[Data supplied]

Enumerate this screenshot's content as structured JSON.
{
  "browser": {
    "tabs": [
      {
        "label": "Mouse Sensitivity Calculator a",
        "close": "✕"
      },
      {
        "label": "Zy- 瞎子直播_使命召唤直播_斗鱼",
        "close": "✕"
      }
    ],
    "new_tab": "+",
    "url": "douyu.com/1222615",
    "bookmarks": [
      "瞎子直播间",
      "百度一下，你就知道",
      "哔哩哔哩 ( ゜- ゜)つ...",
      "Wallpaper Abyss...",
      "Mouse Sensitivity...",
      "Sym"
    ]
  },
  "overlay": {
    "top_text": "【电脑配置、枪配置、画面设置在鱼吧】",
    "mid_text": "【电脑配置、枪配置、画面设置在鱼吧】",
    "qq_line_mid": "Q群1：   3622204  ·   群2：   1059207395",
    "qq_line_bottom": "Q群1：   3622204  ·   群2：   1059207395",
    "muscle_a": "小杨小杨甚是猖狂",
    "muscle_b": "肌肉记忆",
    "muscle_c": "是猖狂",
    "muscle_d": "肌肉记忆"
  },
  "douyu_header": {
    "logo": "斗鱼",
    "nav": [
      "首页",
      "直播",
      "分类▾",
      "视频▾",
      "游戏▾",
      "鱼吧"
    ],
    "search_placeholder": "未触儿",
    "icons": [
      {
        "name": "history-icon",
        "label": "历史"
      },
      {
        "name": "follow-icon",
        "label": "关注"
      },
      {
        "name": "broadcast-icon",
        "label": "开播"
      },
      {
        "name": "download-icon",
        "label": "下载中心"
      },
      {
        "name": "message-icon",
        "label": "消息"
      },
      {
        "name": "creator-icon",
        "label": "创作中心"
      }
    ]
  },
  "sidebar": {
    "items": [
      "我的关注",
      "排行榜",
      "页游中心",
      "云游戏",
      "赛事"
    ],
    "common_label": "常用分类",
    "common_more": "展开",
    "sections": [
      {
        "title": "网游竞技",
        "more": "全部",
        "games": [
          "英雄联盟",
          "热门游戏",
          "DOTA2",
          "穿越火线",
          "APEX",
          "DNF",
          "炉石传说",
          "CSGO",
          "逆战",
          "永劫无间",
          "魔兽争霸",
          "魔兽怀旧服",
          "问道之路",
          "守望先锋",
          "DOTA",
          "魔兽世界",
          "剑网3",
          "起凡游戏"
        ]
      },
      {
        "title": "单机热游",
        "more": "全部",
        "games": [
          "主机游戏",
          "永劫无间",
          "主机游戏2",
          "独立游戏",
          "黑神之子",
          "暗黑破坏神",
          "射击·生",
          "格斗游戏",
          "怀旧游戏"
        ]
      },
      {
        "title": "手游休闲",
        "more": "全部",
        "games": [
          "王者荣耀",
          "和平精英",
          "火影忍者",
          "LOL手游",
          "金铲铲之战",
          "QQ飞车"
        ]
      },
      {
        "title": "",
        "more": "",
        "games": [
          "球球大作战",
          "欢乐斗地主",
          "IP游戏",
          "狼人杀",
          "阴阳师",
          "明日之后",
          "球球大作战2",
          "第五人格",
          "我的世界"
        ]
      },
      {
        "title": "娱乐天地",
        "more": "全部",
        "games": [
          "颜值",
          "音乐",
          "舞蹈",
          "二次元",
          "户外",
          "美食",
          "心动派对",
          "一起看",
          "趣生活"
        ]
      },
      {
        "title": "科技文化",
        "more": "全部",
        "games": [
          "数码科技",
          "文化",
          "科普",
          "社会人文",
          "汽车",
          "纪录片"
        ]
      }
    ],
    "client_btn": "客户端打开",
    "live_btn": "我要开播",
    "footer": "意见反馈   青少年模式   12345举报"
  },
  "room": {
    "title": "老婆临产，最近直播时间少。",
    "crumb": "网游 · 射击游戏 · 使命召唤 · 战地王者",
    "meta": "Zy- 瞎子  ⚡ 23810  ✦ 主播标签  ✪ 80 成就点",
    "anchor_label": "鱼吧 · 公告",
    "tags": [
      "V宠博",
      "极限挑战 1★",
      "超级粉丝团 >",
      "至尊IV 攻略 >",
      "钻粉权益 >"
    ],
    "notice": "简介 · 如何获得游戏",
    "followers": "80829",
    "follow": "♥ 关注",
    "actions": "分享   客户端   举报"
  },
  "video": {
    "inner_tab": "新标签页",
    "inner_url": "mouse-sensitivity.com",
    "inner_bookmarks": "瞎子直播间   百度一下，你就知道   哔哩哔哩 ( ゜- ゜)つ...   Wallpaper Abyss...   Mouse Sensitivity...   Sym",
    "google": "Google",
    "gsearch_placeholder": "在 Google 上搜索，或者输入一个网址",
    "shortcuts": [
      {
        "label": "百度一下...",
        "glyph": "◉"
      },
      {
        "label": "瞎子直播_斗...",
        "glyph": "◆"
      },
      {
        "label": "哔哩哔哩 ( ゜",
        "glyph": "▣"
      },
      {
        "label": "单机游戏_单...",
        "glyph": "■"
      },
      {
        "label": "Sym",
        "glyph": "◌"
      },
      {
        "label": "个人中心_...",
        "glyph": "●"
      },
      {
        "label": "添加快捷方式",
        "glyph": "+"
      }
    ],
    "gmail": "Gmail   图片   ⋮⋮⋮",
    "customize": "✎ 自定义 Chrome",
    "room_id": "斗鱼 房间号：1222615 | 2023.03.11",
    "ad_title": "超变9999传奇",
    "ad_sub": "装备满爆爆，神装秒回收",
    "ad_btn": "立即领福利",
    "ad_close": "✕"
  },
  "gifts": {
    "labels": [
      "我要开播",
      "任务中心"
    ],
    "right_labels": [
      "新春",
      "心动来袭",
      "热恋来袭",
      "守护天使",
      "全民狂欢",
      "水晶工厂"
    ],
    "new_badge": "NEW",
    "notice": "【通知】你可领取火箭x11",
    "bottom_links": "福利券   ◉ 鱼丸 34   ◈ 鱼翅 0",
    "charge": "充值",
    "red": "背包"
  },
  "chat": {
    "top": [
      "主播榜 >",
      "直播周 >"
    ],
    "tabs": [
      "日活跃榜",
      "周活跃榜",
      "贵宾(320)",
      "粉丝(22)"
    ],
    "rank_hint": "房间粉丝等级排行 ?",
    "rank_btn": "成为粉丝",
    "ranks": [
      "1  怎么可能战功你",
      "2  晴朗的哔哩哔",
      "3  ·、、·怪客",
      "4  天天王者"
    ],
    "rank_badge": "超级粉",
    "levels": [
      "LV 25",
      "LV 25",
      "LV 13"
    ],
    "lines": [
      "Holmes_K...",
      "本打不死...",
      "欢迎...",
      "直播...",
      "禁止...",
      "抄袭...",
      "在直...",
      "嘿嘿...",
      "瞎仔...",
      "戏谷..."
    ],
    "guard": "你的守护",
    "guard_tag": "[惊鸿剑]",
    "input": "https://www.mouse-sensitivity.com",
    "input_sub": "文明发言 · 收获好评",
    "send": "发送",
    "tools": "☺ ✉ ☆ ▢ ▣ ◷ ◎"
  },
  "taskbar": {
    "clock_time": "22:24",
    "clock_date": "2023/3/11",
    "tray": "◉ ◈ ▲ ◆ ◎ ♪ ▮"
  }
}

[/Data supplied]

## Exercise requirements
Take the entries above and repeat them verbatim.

## Answer for this exercise
Enumerate this screenshot's content as structured JSON.
{
  "browser": {
    "tabs": [
      {
        "label": "Mouse Sensitivity Calculator a",
        "close": "✕"
      },
      {
        "label": "Zy- 瞎子直播_使命召唤直播_斗鱼",
        "close": "✕"
      }
    ],
    "new_tab": "+",
    "url": "douyu.com/1222615",
    "bookmarks": [
      "瞎子直播间",
      "百度一下，你就知道",
      "哔哩哔哩 ( ゜- ゜)つ...",
      "Wallpaper Abyss...",
      "Mouse Sensitivity...",
      "Sym"
    ]
  },
  "overlay": {
    "top_text": "【电脑配置、枪配置、画面设置在鱼吧】",
    "mid_text": "【电脑配置、枪配置、画面设置在鱼吧】",
    "qq_line_mid": "Q群1：   3622204  ·   群2：   1059207395",
    "qq_line_bottom": "Q群1：   3622204  ·   群2：   1059207395",
    "muscle_a": "小杨小杨甚是猖狂",
    "muscle_b": "肌肉记忆",
    "muscle_c": "是猖狂",
    "muscle_d": "肌肉记忆"
  },
  "douyu_header": {
    "logo": "斗鱼",
    "nav": [
      "首页",
      "直播",
      "分类▾",
      "视频▾",
      "游戏▾",
      "鱼吧"
    ],
    "search_placeholder": "未触儿",
    "icons": [
      {
        "name": "history-icon",
        "label": "历史"
      },
      {
        "name": "follow-icon",
        "label": "关注"
      },
      {
        "name": "broadcast-icon",
        "label": "开播"
      },
      {
        "name": "download-icon",
        "label": "下载中心"
      },
      {
        "name": "message-icon",
        "label": "消息"
      },
      {
        "name": "creator-icon",
        "label": "创作中心"
      }
    ]
  },
  "sidebar": {
    "items": [
      "我的关注",
      "排行榜",
      "页游中心",
      "云游戏",
      "赛事"
    ],
    "common_label": "常用分类",
    "common_more": "展开",
    "sections": [
      {
        "title": "网游竞技",
        "more": "全部",
        "games": [
          "英雄联盟",
          "热门游戏",
          "DOTA2",
          "穿越火线",
          "APEX",
          "DNF",
          "炉石传说",
          "CSGO",
          "逆战",
          "永劫无间",
          "魔兽争霸",
          "魔兽怀旧服",
          "问道之路",
          "守望先锋",
          "DOTA",
          "魔兽世界",
          "剑网3",
          "起凡游戏"
        ]
      },
      {
        "title": "单机热游",
        "more": "全部",
        "games": [
          "主机游戏",
          "永劫无间",
          "主机游戏2",
          "独立游戏",
          "黑神之子",
          "暗黑破坏神",
          "射击·生",
          "格斗游戏",
          "怀旧游戏"
        ]
      },
      {
        "title": "手游休闲",
        "more": "全部",
        "games": [
          "王者荣耀",
          "和平精英",
          "火影忍者",
          "LOL手游",
          "金铲铲之战",
          "QQ飞车"
        ]
      },
      {
        "title": "",
        "more": "",
        "games": [
          "球球大作战",
          "欢乐斗地主",
          "IP游戏",
          "狼人杀",
          "阴阳师",
          "明日之后",
          "球球大作战2",
          "第五人格",
          "我的世界"
        ]
      },
      {
        "title": "娱乐天地",
        "more": "全部",
        "games": [
          "颜值",
          "音乐",
          "舞蹈",
          "二次元",
          "户外",
          "美食",
          "心动派对",
          "一起看",
          "趣生活"
        ]
      },
      {
        "title": "科技文化",
        "more": "全部",
        "games": [
          "数码科技",
          "文化",
          "科普",
          "社会人文",
          "汽车",
          "纪录片"
        ]
      }
    ],
    "client_btn": "客户端打开",
    "live_btn": "我要开播",
    "footer": "意见反馈   青少年模式   12345举报"
  },
  "room": {
    "title": "老婆临产，最近直播时间少。",
    "crumb": "网游 · 射击游戏 · 使命召唤 · 战地王者",
    "meta": "Zy- 瞎子  ⚡ 23810  ✦ 主播标签  ✪ 80 成就点",
    "anchor_label": "鱼吧 · 公告",
    "tags": [
      "V宠博",
      "极限挑战 1★",
      "超级粉丝团 >",
      "至尊IV 攻略 >",
      "钻粉权益 >"
    ],
    "notice": "简介 · 如何获得游戏",
    "followers": "80829",
    "follow": "♥ 关注",
    "actions": "分享   客户端   举报"
  },
  "video": {
    "inner_tab": "新标签页",
    "inner_url": "mouse-sensitivity.com",
    "inner_bookmarks": "瞎子直播间   百度一下，你就知道   哔哩哔哩 ( ゜- ゜)つ...   Wallpaper Abyss...   Mouse Sensitivity...   Sym",
    "google": "Google",
    "gsearch_placeholder": "在 Google 上搜索，或者输入一个网址",
    "shortcuts": [
      {
        "label": "百度一下...",
        "glyph": "◉"
      },
      {
        "label": "瞎子直播_斗...",
        "glyph": "◆"
      },
      {
        "label": "哔哩哔哩 ( ゜",
        "glyph": "▣"
      },
      {
        "label": "单机游戏_单...",
        "glyph": "■"
      },
      {
        "label": "Sym",
        "glyph": "◌"
      },
      {
        "label": "个人中心_...",
        "glyph": "●"
      },
      {
        "label": "添加快捷方式",
        "glyph": "+"
      }
    ],
    "gmail": "Gmail   图片   ⋮⋮⋮",
    "customize": "✎ 自定义 Chrome",
    "room_id": "斗鱼 房间号：1222615 | 2023.03.11",
    "ad_title": "超变9999传奇",
    "ad_sub": "装备满爆爆，神装秒回收",
    "ad_btn": "立即领福利",
    "ad_close": "✕"
  },
  "gifts": {
    "labels": [
      "我要开播",
      "任务中心"
    ],
    "right_labels": [
      "新春",
      "心动来袭",
      "热恋来袭",
      "守护天使",
      "全民狂欢",
      "水晶工厂"
    ],
    "new_badge": "NEW",
    "notice": "【通知】你可领取火箭x11",
    "bottom_links": "福利券   ◉ 鱼丸 34   ◈ 鱼翅 0",
    "charge": "充值",
    "red": "背包"
  },
  "chat": {
    "top": [
      "主播榜 >",
      "直播周 >"
    ],
    "tabs": [
      "日活跃榜",
      "周活跃榜",
      "贵宾(320)",
      "粉丝(22)"
    ],
    "rank_hint": "房间粉丝等级排行 ?",
    "rank_btn": "成为粉丝",
    "ranks": [
      "1  怎么可能战功你",
      "2  晴朗的哔哩哔",
      "3  ·、、·怪客",
      "4  天天王者"
    ],
    "rank_badge": "超级粉",
    "levels": [
      "LV 25",
      "LV 25",
      "LV 13"
    ],
    "lines": [
      "Holmes_K...",
      "本打不死...",
      "欢迎...",
      "直播...",
      "禁止...",
      "抄袭...",
      "在直...",
      "嘿嘿...",
      "瞎仔...",
      "戏谷..."
    ],
    "guard": "你的守护",
    "guard_tag": "[惊鸿剑]",
    "input": "https://www.mouse-sensitivity.com",
    "input_sub": "文明发言 · 收获好评",
    "send": "发送",
    "tools": "☺ ✉ ☆ ▢ ▣ ◷ ◎"
  },
  "taskbar": {
    "clock_time": "22:24",
    "clock_date": "2023/3/11",
    "tray": "◉ ◈ ▲ ◆ ◎ ♪ ▮"
  }
}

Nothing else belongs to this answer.